However, we also recognize the importance of rationalizing our work in an attempt to clearly formulate our ideas against a rationalizing and well-founded design process. This is seen as helpful to carve out the essence in our propositions, steer towards areas of necessary investigation, and also document the rationale with which certain decisions and choices can be considered to have been made with.
This view on our approach, as a combination of bottom-up work and top-down rationalization, leads to the following methodology for our architecture design.
Our intention of following a clean slate design approach can be recognized by the formulation of a clear vision (one which is larger than the scope of the project) and the definition of goals for our design. We then follow suit by clearly outlining the principles for our design from which we derive design considerations and patterns to be seen throughout the overall system. This will lead us to a conceptual architecture and its components, to be mapped onto (several) design choices to be implemented and evaluated against the particular requirements of the choices, the requirements being derived from the governing principles of our design.
While this approach seems rather top-down and sequential at first sight, one can recognize the intention to permanently adapt the design process by virtue of allowing any step of the design to be questioned, leading to refinements at any level. In particular issues like scalability - often hard to grasp as top-down design constraints – are seen to be driven by this bottom-up experience when it comes to the particular fields that require attention in this regard. This questioning indicates the integration of the bottom-up approach that will guide our daily work on the particular choices we make.
It is worthwhile noting that one might not recognize a typical top-down requirements engineering process in this approach. This is intentional since strict requirements at the very beginning of our design are seen as being too restrictive. Instead, we base our design on a visionary approach with design principles that will allow for different design choices to emerge, all implementing our vision and principles but potentially all following very different detailed approaches in achieving this. This is complemented by our lessons learned from the implementations (the combination of top-down and bottom-up), leading to a more evolutionary and holistic approach where specifications of components are integrated rather late on component level while the overall systemic view is preserved, guided by rough design principles as well as questioned and therefore evolved by our learning and progress.
Life Cycle within our Methodology
While the above methodology describes micro cycles of development throughout the design process for an architectural solution, PURSUIT also implements a macro cycle.
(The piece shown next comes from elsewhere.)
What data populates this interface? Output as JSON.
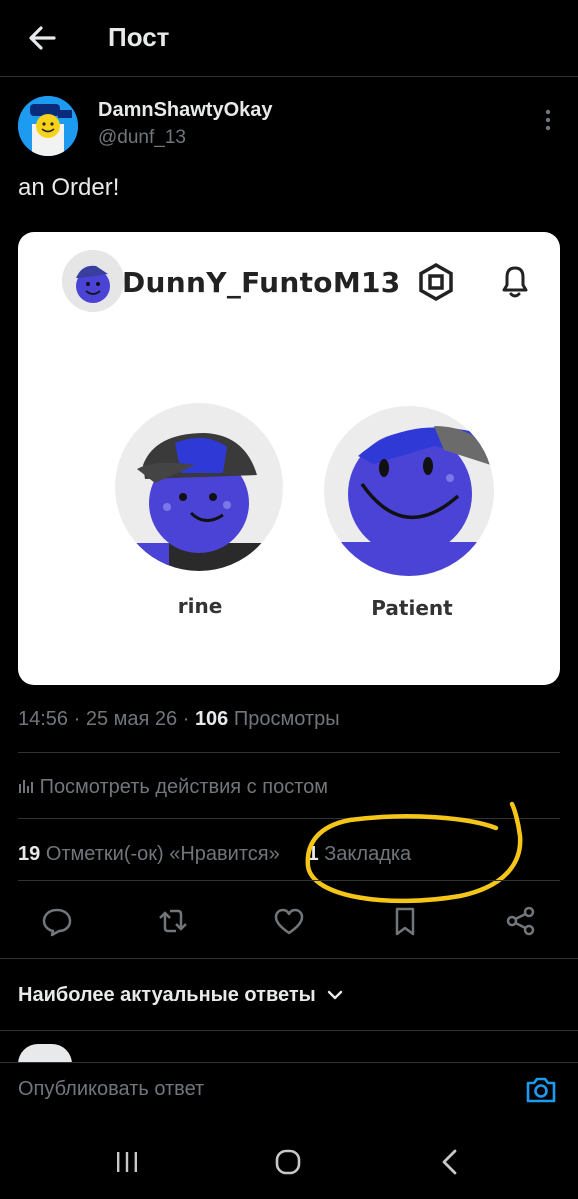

For that, we follow an iterative approach from brainstorming (around principles, design considerations and choices) over the identification of structures and patterns to rapid prototyping and evaluation of ideas, leading to a refinement of the original design. Hence, this process implements a single macro life cycle (and feedback loop) for our design methodology above and will effectively lead us to a collection of refinements and choices throughout the project lifetime. This macro life cycle has been the basis for our project planning and is therefore the foundation of our project structure, reflected in the team structures and the timing of the deliverables.
Is this ‘Clean Slate’ or Not?
Often, the term clean slate is used to describe what PURSUIT intends to do. We do not intend to focus on whether or not PURSUIT is indeed clean slate. The focus of our view on clean slate is that of undergoing a rigorous design process, leading us towards a set of possible solutions for laying the ground for the Future Internet. That view steers us towards the direction of formulating this design process before continuing in particular directions of design choices.
However, it is important to stress that PURSUIT takes indeed a stand on questioning ALL fundamentals of today’s Internet, re-investigates them in the light of an information-centric view, and design solutions that might suit better our re-evaluation. In that sense, PURSUIT is indeed assuming a clean slate (executed within the above formulated design methodology). However, we do recognise the necessity to embed any solution architecture into an evolvable story from here to there. Hence, socio-economic factors, migration and deployment strategies as well as legacy compliance are crucial work items in our work. We call this clean slate with grounding to reality.